Start of Block

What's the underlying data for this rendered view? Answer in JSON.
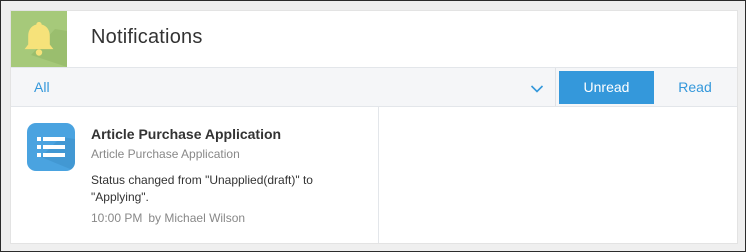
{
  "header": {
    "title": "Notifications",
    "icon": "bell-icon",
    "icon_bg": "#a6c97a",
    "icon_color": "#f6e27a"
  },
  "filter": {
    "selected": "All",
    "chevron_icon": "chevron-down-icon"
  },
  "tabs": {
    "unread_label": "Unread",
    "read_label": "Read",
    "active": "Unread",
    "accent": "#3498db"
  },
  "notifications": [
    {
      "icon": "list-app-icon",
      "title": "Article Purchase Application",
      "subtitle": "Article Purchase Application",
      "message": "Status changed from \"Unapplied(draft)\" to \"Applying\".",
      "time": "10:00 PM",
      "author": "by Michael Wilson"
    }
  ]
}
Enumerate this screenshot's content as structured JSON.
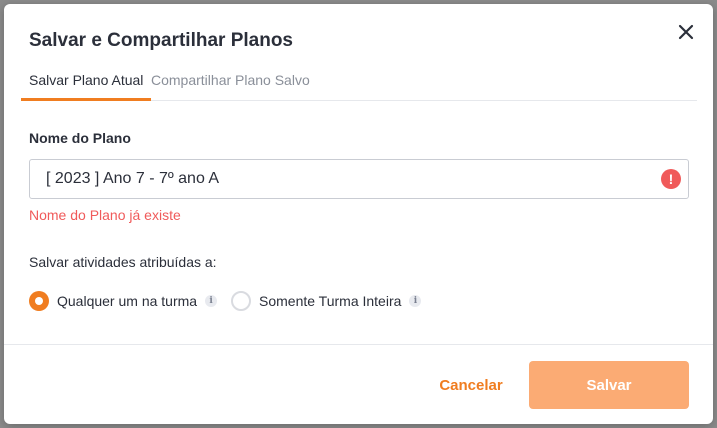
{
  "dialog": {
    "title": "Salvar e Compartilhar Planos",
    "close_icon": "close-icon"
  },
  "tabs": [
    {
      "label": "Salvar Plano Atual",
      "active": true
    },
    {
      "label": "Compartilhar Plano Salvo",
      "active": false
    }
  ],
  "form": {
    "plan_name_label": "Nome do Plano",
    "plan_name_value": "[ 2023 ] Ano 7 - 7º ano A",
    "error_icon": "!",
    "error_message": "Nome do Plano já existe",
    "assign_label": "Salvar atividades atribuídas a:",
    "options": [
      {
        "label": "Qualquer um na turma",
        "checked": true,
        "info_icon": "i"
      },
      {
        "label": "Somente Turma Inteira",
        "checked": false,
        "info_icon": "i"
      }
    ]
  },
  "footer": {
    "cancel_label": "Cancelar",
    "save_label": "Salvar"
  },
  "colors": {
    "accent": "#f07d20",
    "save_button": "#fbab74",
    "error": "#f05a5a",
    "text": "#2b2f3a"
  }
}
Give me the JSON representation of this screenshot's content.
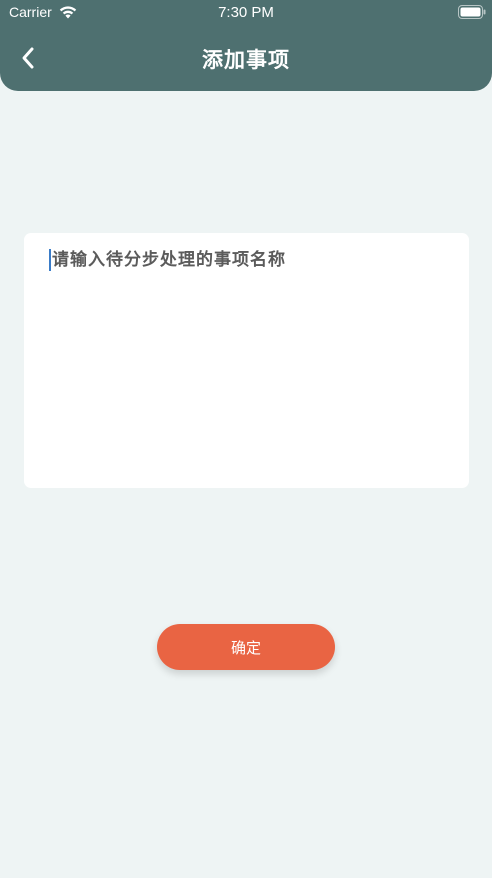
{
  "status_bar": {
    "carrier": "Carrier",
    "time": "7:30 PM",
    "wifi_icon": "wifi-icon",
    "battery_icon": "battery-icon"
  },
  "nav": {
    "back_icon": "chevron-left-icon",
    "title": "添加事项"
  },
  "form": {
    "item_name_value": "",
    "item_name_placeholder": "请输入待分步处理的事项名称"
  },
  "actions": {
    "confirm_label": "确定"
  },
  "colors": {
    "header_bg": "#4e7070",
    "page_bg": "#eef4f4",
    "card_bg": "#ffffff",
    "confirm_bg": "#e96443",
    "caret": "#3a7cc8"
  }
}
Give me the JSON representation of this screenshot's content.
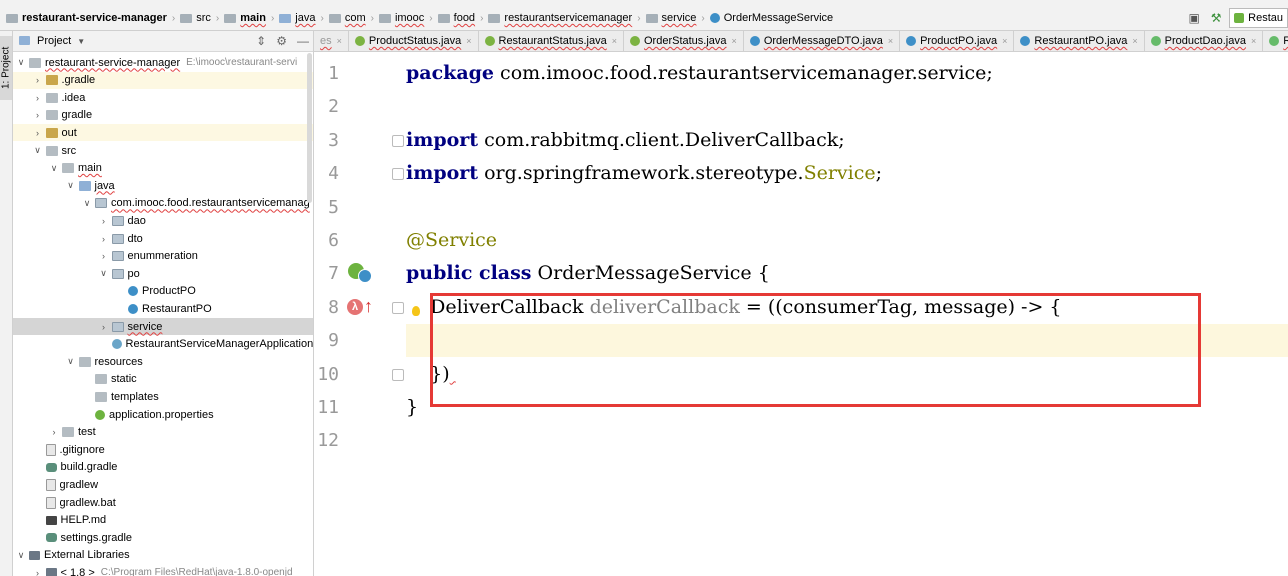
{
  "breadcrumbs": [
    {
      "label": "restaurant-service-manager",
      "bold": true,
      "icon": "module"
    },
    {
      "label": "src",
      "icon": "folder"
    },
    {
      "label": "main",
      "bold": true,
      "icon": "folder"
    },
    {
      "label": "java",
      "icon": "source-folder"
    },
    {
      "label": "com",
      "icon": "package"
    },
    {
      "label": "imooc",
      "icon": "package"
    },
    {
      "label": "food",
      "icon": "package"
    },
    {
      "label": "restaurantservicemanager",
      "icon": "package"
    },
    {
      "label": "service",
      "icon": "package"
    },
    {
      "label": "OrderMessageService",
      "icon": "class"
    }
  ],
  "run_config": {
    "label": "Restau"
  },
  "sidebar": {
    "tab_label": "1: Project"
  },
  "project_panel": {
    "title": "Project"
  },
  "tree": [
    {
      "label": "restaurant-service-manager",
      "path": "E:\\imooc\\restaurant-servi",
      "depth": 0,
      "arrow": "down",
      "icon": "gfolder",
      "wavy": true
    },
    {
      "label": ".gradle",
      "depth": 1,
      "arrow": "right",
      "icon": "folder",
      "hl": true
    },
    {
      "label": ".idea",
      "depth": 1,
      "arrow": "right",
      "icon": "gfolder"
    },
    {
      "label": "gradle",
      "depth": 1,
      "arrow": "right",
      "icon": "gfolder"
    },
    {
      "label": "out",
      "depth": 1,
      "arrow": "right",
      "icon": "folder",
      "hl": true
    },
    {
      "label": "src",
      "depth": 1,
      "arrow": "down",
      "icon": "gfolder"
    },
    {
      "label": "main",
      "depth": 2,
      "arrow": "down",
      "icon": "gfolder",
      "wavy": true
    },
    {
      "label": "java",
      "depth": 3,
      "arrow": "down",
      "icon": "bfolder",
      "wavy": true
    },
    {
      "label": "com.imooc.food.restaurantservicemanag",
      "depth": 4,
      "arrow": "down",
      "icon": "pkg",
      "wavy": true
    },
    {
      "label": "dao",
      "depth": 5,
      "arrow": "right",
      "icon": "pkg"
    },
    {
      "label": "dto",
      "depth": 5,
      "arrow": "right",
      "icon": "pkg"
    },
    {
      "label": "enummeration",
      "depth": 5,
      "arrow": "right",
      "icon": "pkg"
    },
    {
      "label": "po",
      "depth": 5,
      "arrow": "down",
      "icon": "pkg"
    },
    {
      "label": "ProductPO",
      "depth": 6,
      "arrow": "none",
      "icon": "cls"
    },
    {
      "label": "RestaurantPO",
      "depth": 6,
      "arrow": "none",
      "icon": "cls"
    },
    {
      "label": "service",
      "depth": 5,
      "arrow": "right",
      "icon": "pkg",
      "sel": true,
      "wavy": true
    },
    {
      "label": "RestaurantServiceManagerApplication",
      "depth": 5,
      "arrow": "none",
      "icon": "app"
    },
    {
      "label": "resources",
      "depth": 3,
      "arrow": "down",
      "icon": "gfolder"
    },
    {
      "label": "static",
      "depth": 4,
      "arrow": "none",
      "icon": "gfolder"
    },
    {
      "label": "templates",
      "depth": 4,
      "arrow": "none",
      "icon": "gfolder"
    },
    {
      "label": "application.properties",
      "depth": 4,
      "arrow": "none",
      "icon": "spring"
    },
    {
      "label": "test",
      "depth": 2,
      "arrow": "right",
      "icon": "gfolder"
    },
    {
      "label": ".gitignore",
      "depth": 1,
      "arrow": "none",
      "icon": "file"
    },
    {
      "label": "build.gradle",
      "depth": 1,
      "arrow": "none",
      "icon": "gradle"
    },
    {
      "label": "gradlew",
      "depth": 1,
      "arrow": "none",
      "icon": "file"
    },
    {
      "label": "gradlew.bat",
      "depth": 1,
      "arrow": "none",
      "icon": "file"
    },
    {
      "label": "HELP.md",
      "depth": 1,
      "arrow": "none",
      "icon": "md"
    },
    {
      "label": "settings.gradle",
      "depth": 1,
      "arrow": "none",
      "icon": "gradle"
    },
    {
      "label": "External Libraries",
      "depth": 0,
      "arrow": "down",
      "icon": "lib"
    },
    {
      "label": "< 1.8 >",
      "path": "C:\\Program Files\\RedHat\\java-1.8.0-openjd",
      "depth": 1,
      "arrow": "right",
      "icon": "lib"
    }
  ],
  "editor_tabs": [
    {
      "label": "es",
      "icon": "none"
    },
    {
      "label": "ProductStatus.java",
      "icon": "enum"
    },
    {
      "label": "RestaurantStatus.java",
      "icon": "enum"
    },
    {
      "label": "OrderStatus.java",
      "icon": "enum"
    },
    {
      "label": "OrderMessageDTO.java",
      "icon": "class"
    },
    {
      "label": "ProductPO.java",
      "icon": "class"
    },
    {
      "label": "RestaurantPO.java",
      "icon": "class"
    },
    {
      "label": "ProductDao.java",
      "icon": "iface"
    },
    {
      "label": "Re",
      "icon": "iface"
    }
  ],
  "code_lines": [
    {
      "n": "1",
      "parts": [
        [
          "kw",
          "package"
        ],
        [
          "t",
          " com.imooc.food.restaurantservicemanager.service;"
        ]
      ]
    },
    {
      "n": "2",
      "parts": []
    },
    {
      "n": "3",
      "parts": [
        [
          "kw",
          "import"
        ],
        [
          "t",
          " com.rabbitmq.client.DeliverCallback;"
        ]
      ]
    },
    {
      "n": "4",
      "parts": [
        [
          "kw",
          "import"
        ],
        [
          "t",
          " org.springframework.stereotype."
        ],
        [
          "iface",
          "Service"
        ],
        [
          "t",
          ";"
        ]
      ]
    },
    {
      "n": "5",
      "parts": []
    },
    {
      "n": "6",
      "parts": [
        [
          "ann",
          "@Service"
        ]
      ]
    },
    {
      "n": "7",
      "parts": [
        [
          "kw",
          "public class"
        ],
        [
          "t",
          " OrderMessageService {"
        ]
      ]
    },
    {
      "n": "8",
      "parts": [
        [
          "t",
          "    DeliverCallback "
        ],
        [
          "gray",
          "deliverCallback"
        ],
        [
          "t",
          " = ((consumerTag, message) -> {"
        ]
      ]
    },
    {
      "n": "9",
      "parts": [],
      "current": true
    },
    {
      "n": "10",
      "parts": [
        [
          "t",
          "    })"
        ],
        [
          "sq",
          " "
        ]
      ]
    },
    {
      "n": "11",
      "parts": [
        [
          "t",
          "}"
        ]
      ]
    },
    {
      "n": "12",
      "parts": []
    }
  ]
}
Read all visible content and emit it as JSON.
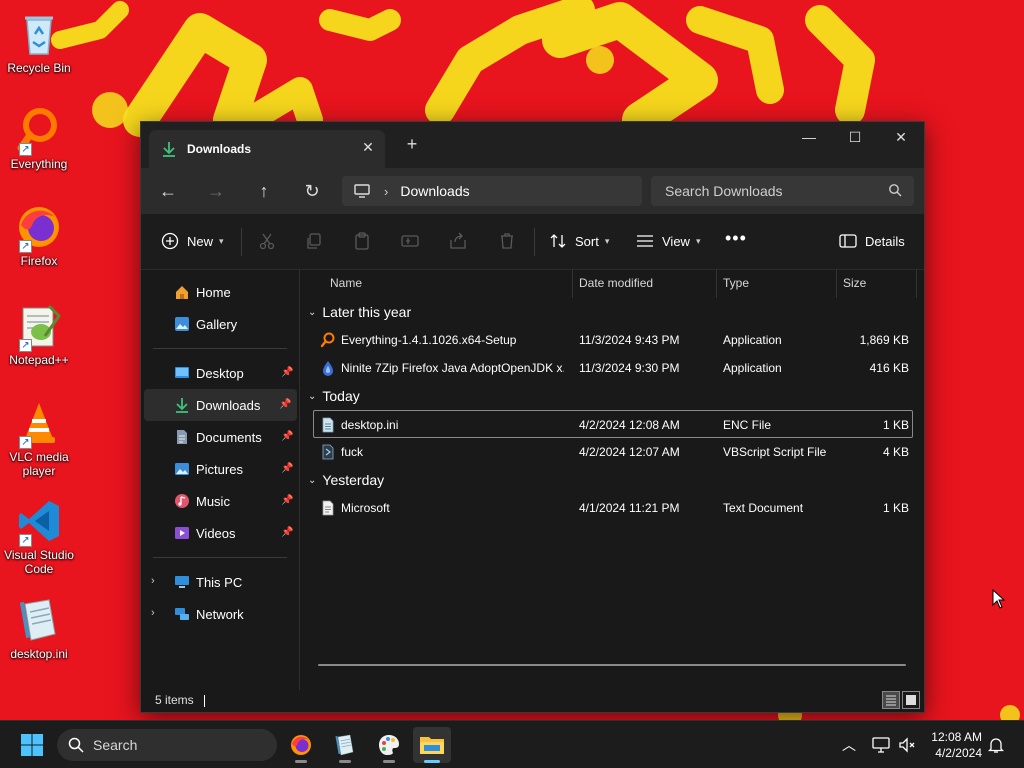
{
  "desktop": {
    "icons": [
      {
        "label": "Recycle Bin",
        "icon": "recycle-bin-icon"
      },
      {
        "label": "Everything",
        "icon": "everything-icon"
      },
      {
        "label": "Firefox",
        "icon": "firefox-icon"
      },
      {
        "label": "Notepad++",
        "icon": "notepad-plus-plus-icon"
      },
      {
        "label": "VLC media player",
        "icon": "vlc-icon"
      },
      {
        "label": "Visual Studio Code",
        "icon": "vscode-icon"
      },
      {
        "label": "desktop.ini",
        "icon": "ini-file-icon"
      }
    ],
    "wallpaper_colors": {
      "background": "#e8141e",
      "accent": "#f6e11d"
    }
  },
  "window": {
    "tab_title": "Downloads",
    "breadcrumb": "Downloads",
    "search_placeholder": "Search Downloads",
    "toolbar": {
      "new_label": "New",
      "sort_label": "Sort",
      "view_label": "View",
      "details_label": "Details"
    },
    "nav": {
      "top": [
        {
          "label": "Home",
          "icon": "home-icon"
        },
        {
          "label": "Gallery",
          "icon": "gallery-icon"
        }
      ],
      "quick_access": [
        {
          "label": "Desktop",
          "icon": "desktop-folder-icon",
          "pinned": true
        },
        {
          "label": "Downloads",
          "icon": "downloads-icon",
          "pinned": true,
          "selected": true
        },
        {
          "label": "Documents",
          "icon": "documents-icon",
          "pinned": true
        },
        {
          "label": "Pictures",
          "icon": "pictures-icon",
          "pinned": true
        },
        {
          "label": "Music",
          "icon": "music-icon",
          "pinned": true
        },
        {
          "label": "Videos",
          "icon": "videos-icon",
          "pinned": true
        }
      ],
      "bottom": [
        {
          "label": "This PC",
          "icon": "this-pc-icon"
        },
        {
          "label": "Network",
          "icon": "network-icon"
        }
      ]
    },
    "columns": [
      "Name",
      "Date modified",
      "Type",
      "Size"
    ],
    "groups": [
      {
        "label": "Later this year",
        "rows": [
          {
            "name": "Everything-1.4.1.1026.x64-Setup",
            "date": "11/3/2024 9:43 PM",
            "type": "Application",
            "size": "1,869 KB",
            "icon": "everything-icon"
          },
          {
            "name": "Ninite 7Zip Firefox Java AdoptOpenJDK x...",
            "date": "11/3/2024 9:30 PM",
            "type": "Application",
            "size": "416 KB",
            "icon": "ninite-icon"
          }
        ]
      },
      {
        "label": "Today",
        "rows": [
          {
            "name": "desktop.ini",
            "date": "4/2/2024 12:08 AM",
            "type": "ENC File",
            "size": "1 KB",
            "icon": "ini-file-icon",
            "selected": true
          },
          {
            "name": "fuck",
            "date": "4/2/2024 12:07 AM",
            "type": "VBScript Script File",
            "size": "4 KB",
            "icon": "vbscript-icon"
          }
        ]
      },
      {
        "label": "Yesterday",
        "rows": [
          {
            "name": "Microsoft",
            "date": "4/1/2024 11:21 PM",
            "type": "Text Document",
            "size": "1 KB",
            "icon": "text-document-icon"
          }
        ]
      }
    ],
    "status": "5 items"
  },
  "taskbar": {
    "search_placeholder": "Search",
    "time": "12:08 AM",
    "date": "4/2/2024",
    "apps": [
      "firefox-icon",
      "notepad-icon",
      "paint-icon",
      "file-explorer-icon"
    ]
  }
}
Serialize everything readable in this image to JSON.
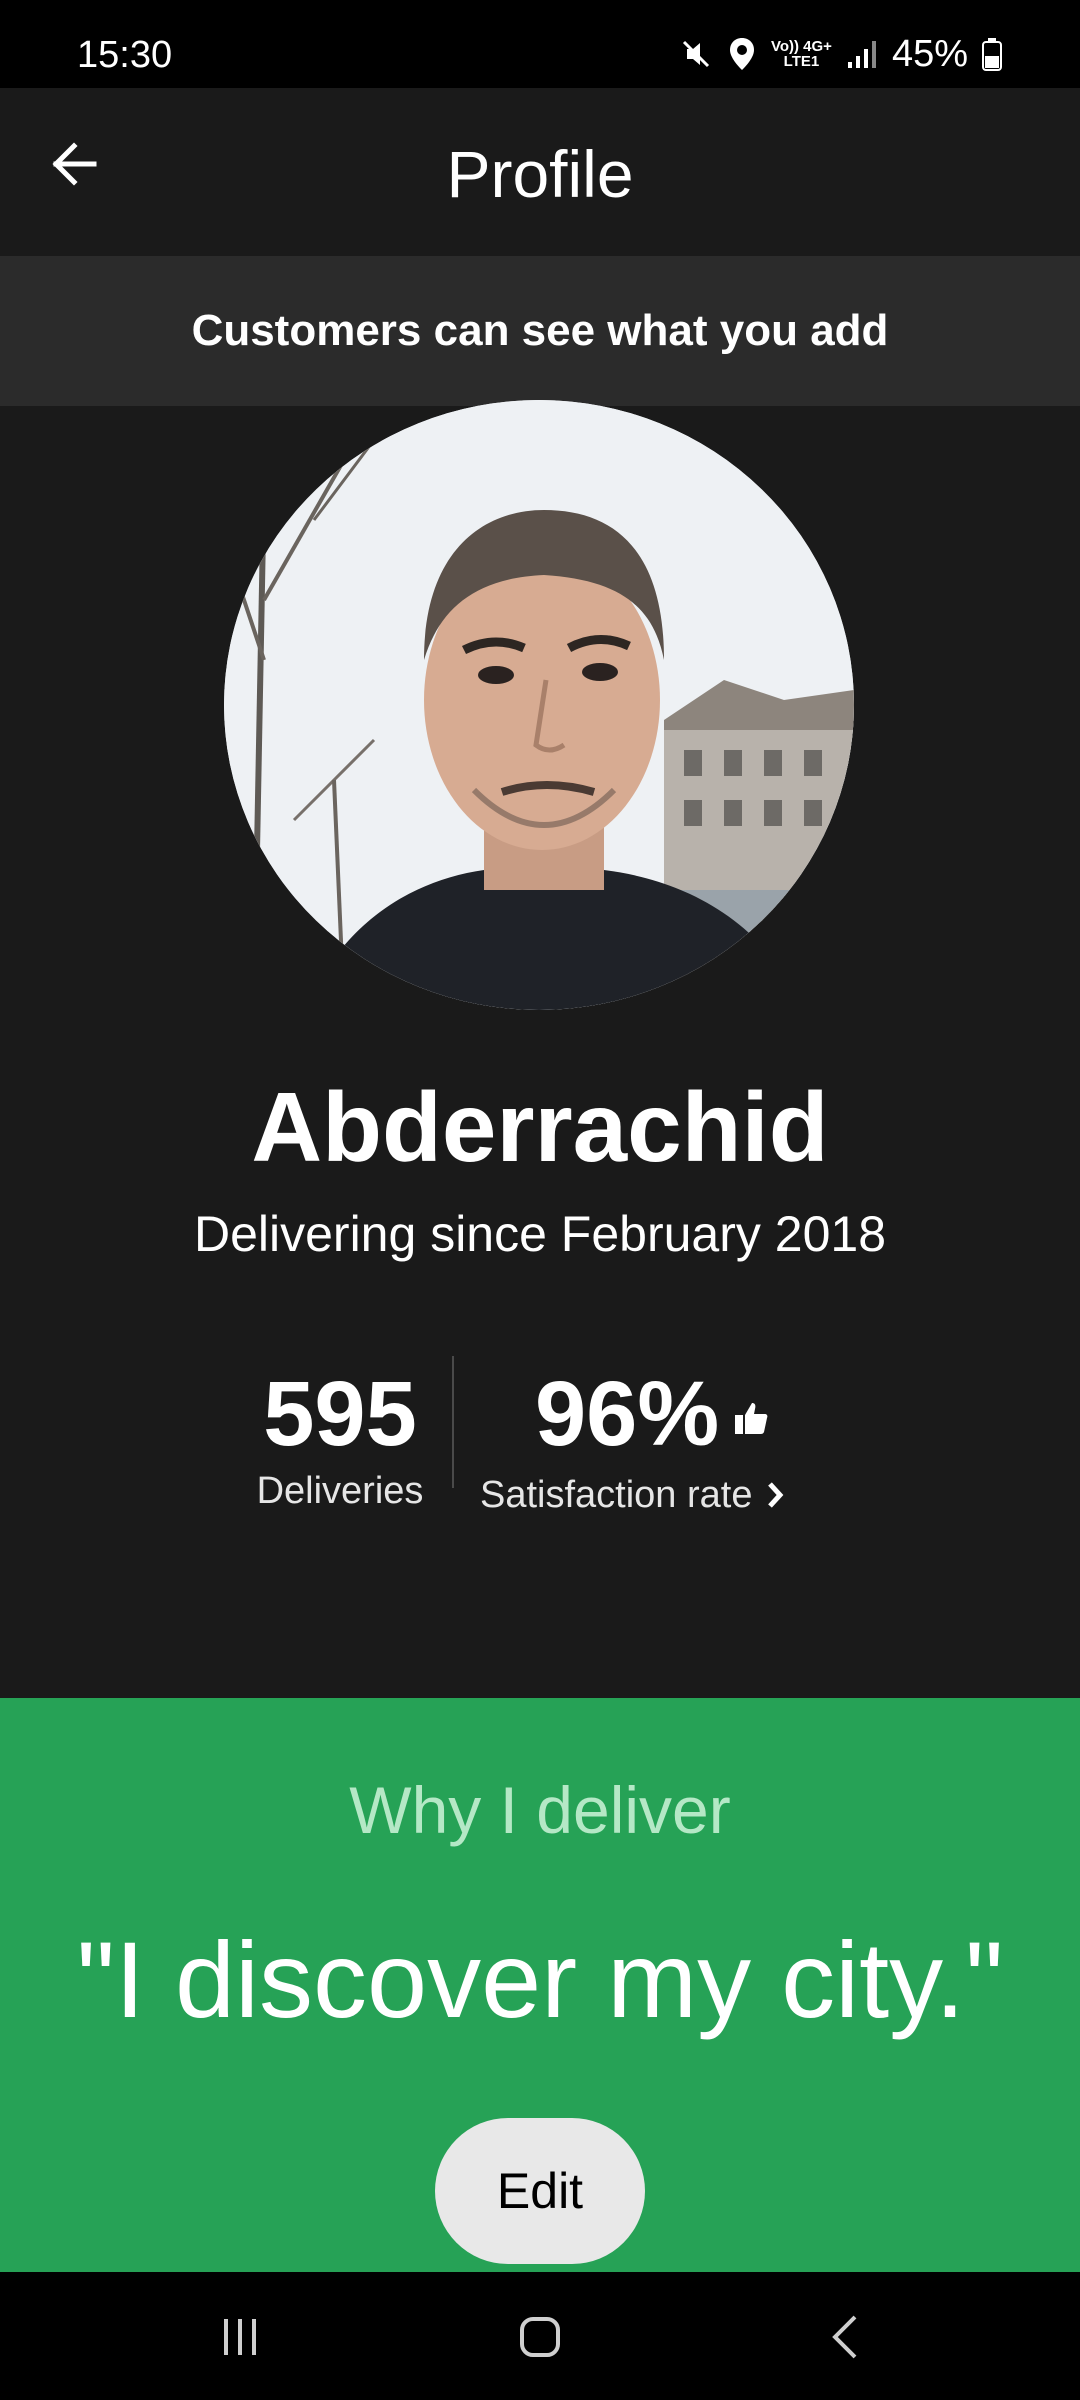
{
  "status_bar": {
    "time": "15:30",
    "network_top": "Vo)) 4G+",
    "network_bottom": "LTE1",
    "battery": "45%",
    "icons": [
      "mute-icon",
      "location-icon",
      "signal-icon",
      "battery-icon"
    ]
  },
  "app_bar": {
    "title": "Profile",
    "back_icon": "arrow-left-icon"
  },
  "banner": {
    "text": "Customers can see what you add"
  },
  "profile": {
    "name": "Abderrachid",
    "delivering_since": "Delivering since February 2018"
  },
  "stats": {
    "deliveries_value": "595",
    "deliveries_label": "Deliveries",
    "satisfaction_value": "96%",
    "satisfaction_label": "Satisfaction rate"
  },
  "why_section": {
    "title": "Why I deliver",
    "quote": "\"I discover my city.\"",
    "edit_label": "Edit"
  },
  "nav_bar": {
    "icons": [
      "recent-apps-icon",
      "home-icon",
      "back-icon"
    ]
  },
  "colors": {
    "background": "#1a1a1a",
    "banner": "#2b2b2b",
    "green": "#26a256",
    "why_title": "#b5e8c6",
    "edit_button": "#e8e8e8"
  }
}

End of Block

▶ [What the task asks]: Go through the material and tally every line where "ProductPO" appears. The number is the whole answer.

▶ [Solution below]: 2